The first phase of the Australian crowdsourcing project will integrate the Pacific Whale Foundation and Centre for Whale Research catalogs of individually identified whales into one photo database, available online in an open-source queriable format.
Next, Pacific Whale Foundation will construct a Website that allows users to log in and match a subset of fluke photographs, both within and across the catalogs. The program will be promoted to Pacific Whale Foundation's more than 215,000 Facebook fans and supporters worldwide with a reach of over 80 million. Pacific Whale Foundation will monitor and improve the program by studying the success rate of finding "matching" whale flukes, and user satisfaction with the program.

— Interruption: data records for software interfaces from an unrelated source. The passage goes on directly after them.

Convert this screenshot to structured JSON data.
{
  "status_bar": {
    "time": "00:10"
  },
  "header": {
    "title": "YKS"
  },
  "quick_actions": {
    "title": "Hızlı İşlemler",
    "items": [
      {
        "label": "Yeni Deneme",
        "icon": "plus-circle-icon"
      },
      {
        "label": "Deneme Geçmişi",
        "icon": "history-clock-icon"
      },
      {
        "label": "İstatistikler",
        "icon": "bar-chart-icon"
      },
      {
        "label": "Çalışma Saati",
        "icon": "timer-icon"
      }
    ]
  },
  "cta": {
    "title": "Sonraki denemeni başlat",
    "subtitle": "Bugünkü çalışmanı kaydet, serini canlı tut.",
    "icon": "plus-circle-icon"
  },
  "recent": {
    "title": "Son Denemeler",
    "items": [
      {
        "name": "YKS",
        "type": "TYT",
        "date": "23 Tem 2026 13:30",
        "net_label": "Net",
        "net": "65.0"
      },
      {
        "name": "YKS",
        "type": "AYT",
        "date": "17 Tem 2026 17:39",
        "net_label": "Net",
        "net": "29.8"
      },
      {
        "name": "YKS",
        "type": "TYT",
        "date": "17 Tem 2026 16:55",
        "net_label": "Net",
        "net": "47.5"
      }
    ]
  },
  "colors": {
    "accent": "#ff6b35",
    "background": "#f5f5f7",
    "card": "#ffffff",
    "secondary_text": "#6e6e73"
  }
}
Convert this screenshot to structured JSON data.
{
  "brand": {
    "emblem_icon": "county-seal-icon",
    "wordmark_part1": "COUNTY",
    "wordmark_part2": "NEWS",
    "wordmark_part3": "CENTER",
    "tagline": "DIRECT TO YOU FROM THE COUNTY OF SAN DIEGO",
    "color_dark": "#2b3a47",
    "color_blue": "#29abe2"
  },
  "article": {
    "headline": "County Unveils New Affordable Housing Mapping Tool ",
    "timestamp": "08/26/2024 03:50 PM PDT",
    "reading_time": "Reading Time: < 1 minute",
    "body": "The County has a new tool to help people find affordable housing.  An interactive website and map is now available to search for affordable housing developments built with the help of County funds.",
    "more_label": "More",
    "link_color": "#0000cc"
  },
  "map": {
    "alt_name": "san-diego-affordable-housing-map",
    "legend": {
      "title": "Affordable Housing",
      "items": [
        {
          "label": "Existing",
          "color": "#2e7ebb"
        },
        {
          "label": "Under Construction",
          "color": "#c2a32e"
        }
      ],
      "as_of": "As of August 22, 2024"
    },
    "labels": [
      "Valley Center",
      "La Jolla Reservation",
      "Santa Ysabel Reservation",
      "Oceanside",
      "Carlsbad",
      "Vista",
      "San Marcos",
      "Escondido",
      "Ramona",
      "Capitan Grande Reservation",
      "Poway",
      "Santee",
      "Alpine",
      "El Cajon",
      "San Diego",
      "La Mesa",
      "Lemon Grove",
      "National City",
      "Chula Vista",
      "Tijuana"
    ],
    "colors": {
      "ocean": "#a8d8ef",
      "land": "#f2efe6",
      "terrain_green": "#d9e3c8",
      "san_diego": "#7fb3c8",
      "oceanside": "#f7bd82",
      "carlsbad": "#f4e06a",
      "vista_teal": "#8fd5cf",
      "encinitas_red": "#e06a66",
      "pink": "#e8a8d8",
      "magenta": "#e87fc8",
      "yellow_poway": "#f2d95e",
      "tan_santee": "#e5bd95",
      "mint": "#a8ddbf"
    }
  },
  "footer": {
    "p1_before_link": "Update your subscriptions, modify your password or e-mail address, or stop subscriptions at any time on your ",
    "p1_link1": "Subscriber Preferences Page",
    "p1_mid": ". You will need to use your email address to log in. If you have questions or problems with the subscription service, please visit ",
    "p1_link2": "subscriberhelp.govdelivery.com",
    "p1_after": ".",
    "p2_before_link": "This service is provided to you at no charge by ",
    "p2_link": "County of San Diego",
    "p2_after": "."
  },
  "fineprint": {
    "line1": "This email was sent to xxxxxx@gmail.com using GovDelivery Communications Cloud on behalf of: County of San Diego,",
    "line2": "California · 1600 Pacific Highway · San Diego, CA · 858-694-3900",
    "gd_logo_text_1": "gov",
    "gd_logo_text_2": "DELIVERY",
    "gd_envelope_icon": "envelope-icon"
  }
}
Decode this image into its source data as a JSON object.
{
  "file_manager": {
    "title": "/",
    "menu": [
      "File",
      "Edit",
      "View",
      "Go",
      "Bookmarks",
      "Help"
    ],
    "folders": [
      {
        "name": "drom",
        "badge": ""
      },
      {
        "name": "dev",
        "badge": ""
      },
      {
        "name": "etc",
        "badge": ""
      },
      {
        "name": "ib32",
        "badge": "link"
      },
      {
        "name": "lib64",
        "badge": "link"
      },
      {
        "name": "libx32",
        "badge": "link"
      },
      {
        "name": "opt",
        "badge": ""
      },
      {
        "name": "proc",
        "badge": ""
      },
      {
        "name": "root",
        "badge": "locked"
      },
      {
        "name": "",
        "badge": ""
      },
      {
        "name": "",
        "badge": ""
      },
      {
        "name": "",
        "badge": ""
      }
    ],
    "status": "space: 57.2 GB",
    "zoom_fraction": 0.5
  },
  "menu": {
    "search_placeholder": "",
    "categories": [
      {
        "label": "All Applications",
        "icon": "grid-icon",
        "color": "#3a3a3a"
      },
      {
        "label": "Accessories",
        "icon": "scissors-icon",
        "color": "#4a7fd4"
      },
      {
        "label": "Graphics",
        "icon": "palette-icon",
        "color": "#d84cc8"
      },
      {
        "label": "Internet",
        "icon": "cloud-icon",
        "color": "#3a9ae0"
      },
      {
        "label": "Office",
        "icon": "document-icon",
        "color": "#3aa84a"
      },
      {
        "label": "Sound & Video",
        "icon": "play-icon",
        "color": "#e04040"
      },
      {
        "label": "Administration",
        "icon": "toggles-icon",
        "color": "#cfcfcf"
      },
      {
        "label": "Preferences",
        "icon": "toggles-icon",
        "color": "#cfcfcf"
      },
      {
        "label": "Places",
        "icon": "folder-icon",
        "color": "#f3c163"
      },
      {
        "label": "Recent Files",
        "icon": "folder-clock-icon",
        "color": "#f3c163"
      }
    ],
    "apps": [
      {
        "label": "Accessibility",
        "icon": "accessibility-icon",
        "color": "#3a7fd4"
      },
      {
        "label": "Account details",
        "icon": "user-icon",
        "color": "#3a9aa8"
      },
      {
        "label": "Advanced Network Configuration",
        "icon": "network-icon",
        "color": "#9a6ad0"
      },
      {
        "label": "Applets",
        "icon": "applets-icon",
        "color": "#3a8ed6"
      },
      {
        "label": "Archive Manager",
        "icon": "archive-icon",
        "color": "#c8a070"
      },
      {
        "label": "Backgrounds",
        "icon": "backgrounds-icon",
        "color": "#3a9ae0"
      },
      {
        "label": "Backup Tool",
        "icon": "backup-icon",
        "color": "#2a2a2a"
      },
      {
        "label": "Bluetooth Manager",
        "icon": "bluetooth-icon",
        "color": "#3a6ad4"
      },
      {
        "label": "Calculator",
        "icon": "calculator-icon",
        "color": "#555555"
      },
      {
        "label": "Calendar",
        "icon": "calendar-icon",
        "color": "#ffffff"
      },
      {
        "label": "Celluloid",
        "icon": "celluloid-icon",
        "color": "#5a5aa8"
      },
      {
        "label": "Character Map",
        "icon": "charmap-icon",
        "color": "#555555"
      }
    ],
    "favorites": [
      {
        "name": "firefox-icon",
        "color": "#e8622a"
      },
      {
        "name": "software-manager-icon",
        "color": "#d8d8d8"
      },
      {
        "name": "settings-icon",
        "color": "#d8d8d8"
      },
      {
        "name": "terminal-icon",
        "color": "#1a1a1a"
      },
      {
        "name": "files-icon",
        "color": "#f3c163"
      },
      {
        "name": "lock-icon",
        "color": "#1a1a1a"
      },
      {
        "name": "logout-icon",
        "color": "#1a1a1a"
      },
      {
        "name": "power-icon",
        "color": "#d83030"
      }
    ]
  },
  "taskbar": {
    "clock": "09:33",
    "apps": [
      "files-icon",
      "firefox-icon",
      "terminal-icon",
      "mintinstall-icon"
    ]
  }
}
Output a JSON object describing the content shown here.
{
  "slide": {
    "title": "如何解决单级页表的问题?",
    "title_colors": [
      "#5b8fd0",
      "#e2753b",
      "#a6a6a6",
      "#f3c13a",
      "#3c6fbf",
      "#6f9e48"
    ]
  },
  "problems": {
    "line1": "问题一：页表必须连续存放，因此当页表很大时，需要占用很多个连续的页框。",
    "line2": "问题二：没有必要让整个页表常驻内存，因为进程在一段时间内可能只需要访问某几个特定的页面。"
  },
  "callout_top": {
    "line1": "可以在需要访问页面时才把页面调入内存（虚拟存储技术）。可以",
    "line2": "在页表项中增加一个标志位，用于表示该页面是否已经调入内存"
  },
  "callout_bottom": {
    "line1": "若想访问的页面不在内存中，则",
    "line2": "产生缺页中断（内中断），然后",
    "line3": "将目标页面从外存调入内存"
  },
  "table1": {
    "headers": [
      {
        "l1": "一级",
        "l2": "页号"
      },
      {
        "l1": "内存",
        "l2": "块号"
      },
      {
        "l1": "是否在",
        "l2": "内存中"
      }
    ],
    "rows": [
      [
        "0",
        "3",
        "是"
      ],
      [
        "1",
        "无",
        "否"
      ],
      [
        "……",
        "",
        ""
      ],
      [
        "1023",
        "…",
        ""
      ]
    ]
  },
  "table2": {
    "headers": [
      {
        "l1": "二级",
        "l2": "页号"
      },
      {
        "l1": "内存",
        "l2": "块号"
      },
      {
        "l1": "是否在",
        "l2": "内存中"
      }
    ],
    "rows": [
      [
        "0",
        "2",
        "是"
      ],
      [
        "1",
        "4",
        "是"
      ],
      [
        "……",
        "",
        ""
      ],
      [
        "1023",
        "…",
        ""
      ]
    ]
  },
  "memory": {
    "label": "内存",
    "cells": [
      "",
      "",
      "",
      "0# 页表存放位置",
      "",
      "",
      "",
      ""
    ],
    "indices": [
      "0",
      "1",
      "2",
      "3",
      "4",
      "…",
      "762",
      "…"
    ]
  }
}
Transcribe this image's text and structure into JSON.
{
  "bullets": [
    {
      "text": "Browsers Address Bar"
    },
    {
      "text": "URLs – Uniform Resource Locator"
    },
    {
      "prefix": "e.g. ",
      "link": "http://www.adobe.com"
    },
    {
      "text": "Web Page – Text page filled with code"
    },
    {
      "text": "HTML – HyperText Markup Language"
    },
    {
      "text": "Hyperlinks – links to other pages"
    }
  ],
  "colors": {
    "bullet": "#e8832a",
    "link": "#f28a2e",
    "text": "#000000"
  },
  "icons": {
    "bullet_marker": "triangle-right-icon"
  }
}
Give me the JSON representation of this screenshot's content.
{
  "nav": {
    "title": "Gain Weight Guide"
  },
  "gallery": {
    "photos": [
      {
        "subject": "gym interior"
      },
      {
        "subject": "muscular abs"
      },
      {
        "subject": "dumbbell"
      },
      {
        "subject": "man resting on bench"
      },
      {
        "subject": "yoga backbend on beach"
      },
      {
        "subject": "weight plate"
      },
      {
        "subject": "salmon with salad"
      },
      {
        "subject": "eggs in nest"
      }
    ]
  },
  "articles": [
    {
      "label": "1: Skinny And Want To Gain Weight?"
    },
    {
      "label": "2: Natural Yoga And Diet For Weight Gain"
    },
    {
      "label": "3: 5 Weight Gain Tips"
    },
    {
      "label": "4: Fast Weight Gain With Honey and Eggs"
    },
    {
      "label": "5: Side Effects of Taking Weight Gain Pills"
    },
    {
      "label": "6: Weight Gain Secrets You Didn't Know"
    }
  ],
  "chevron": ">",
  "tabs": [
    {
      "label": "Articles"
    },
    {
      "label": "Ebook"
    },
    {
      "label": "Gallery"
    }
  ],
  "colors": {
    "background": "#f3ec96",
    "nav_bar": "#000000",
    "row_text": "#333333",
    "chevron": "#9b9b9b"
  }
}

"Once we have proven crowdsourcing as an effective matching mechanism, we will incorporate a user-upload feature, whereby the public can submit their own fluke photos to be matched against the catalog," said Kaufman. "We also look forward to expanding it to include humpback whales worldwide, including Hawai'i."
"So, if you are someone who would rather skip the same old reality shows on television and head to the Internet to do something meaningful with your time, we hope you will take part in 'Whale Tale' when it is launched," said Kaufman.
Current plans call for the launch of "Whale Tale" in 2014. For updates on the program, visit Pacific Whale Foundation at www.pacificwhale.org or become a friend of the organization on Facebook at www.facebook.com/PacificWhaleFoundation